Dataset rows describing interfaces
┄┄┄┄┄┄┄┄┄┄┄┄┄┄┄┄┄┄┄┄
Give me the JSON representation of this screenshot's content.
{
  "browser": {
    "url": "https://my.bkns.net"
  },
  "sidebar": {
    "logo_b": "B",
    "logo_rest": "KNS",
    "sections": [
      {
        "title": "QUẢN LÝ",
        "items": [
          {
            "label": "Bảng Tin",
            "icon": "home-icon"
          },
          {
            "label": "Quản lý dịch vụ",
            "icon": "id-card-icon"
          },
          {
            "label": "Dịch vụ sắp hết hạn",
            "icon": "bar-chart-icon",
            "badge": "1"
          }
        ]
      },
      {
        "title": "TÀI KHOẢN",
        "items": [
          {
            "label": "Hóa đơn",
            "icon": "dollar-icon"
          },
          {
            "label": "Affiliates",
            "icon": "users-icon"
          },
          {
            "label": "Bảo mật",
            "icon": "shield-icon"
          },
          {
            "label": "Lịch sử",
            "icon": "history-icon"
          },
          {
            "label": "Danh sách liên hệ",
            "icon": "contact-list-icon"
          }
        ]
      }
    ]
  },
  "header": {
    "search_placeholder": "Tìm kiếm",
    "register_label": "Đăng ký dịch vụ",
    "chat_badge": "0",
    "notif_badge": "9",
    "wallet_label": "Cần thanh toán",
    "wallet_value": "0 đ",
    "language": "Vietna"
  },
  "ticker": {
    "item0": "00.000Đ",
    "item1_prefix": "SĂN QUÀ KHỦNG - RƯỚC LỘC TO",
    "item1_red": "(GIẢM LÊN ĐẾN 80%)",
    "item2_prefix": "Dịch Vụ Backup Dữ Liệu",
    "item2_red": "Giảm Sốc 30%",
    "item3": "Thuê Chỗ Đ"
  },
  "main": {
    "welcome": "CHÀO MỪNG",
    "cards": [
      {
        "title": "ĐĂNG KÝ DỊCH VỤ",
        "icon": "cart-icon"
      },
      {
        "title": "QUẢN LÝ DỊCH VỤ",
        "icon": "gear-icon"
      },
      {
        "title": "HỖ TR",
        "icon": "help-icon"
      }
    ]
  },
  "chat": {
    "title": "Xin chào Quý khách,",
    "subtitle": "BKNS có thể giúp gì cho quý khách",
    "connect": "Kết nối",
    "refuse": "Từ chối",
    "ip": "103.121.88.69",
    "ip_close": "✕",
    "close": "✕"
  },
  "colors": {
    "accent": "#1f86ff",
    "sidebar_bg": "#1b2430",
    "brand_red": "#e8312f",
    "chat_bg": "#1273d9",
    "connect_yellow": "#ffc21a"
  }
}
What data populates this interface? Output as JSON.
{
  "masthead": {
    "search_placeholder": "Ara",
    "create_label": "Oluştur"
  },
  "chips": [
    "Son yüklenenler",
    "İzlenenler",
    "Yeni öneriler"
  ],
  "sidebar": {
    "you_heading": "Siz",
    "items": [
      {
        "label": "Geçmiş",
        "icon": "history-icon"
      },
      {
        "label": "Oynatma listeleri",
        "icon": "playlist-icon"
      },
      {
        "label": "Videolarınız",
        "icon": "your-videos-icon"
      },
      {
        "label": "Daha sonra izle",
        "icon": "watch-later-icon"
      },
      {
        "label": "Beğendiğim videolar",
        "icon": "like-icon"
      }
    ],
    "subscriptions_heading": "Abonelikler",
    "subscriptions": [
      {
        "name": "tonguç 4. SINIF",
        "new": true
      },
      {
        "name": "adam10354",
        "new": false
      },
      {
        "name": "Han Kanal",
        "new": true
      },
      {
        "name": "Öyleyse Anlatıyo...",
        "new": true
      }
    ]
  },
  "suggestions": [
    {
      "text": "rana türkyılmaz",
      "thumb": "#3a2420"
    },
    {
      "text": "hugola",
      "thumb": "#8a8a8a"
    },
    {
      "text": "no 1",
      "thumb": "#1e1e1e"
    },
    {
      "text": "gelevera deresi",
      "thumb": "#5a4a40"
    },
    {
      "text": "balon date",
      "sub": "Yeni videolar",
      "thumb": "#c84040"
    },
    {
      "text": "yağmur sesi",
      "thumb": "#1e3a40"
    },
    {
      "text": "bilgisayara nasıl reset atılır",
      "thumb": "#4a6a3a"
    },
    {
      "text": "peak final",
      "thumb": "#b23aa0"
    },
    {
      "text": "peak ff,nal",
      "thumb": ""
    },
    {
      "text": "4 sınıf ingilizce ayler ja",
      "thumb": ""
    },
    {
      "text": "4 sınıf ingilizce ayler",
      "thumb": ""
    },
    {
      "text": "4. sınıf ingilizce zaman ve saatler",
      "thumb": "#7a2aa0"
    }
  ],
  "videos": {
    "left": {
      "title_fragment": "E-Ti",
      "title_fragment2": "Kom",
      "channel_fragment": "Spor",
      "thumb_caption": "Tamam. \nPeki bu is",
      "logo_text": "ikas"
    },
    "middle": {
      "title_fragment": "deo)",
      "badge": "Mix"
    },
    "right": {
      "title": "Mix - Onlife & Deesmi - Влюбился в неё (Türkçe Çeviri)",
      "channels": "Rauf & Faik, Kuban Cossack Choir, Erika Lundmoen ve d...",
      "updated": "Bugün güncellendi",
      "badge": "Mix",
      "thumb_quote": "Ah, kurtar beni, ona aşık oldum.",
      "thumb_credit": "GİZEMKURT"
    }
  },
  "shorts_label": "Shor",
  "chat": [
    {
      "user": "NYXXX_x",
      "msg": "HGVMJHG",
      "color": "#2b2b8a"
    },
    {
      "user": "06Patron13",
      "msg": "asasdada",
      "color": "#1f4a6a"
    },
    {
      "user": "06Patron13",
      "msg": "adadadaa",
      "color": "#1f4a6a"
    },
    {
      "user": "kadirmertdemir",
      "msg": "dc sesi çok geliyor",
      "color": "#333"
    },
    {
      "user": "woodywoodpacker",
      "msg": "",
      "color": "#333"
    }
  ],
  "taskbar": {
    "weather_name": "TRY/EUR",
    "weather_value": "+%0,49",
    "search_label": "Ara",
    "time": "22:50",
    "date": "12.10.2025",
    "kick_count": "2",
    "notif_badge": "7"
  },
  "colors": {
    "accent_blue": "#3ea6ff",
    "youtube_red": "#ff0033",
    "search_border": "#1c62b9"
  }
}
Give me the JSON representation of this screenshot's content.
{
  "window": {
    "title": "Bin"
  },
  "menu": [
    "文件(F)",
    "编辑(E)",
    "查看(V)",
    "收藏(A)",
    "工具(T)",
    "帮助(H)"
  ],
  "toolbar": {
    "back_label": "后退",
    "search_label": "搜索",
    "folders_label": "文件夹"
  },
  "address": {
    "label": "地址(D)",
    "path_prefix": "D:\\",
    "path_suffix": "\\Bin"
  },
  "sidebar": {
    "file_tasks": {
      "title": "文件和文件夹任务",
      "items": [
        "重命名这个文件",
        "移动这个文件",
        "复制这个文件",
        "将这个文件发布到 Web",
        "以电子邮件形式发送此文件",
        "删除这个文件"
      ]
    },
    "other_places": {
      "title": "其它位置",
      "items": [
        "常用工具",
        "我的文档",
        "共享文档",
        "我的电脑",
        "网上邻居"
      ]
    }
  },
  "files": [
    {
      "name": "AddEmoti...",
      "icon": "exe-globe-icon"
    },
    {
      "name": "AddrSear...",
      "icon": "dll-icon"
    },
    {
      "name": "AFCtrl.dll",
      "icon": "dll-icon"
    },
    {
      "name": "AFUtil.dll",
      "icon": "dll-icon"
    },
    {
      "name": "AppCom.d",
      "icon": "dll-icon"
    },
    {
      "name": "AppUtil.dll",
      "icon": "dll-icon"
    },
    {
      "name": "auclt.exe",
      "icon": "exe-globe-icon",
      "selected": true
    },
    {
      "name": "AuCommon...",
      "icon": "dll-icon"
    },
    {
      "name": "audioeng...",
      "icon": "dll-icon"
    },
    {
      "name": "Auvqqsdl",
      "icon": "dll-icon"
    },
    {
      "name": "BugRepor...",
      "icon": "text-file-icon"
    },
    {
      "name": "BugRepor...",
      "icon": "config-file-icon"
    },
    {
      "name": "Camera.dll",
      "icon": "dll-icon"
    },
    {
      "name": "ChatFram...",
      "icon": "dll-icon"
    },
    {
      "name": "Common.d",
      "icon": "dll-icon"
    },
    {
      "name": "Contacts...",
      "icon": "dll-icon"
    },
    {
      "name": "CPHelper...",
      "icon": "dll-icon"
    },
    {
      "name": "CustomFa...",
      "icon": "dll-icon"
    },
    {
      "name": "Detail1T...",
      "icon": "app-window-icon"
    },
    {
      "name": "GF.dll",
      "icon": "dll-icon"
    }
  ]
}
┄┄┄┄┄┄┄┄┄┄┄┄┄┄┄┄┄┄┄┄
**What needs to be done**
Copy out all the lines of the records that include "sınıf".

**Solution**
      "text": "4 sınıf ingilizce ayler ja",
      "text": "4 sınıf ingilizce ayler",
      "text": "4. sınıf ingilizce zaman ve saatler",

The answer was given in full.